=== Stored data ===

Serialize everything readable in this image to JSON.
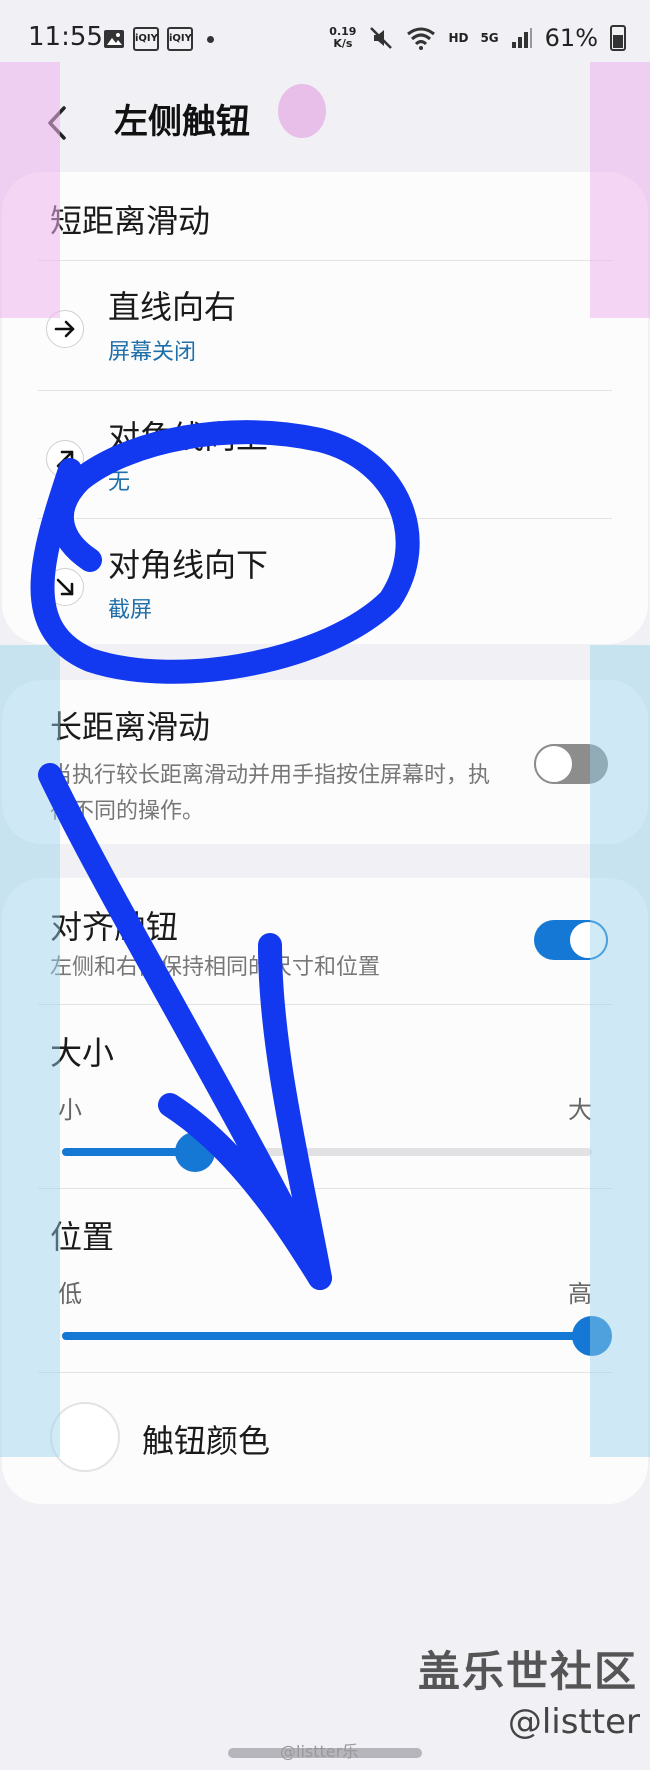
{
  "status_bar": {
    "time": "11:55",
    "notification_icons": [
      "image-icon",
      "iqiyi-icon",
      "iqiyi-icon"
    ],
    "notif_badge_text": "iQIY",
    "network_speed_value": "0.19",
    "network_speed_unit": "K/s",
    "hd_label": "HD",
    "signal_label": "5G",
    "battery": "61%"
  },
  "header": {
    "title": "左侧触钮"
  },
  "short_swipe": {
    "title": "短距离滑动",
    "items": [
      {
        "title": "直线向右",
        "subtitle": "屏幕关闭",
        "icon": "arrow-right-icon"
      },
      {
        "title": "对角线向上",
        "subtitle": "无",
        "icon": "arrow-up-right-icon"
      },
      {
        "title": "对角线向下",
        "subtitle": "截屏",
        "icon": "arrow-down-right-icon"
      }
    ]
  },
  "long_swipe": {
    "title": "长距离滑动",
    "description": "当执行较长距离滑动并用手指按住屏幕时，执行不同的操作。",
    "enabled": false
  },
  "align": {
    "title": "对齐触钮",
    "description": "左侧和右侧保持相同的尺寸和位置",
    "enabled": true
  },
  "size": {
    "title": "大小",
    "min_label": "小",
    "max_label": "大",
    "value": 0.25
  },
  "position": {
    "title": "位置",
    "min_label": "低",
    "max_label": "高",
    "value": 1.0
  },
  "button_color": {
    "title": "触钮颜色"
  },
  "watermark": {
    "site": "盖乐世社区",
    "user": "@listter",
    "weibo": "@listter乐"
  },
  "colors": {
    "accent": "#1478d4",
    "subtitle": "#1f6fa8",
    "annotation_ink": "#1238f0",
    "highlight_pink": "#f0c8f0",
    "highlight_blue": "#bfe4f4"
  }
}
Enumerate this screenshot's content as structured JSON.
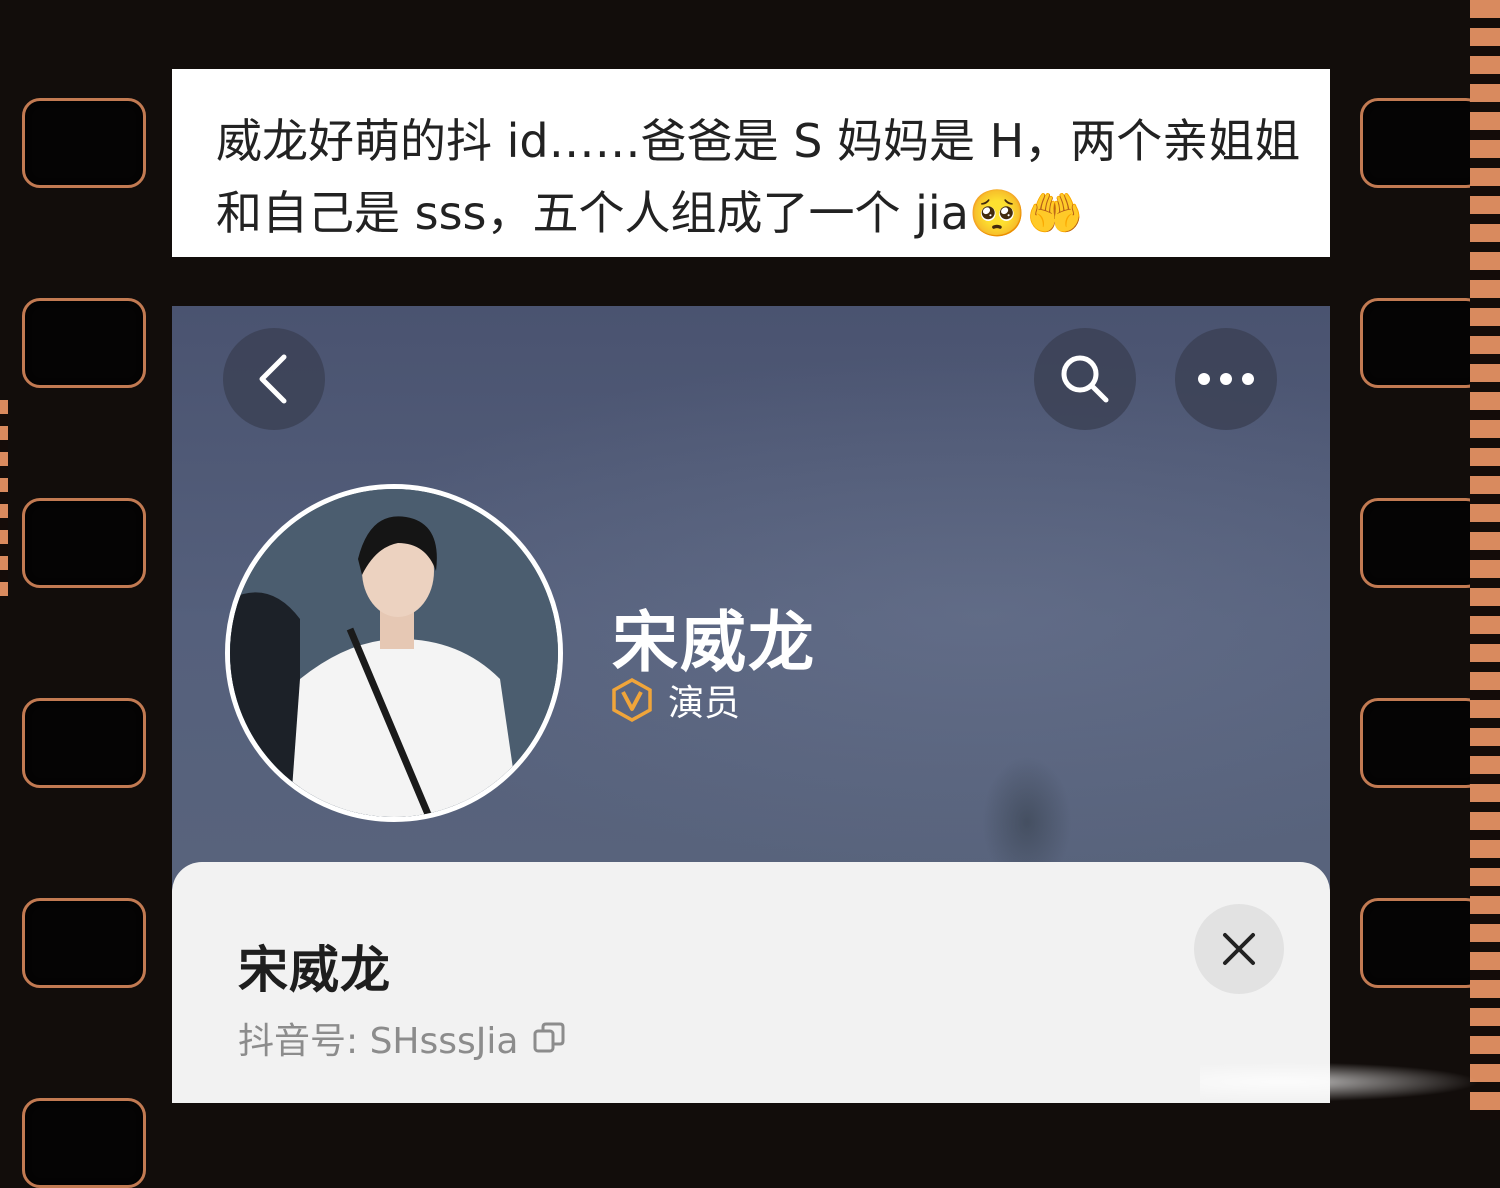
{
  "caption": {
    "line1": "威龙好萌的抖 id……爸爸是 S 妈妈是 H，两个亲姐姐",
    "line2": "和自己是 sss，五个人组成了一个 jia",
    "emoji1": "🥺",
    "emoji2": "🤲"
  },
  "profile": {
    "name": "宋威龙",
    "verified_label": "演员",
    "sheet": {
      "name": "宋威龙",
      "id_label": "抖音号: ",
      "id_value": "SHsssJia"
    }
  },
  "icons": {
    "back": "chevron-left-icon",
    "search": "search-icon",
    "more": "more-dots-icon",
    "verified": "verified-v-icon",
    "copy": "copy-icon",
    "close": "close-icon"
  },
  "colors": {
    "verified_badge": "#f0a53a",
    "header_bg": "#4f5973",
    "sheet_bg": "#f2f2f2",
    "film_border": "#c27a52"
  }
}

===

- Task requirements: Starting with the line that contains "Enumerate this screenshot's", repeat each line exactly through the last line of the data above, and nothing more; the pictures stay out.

- Written answer:
Enumerate this screenshot's content as structured JSON.
{
  "caption": {
    "line1": "威龙好萌的抖 id……爸爸是 S 妈妈是 H，两个亲姐姐",
    "line2": "和自己是 sss，五个人组成了一个 jia",
    "emoji1": "🥺",
    "emoji2": "🤲"
  },
  "profile": {
    "name": "宋威龙",
    "verified_label": "演员",
    "sheet": {
      "name": "宋威龙",
      "id_label": "抖音号: ",
      "id_value": "SHsssJia"
    }
  },
  "icons": {
    "back": "chevron-left-icon",
    "search": "search-icon",
    "more": "more-dots-icon",
    "verified": "verified-v-icon",
    "copy": "copy-icon",
    "close": "close-icon"
  },
  "colors": {
    "verified_badge": "#f0a53a",
    "header_bg": "#4f5973",
    "sheet_bg": "#f2f2f2",
    "film_border": "#c27a52"
  }
}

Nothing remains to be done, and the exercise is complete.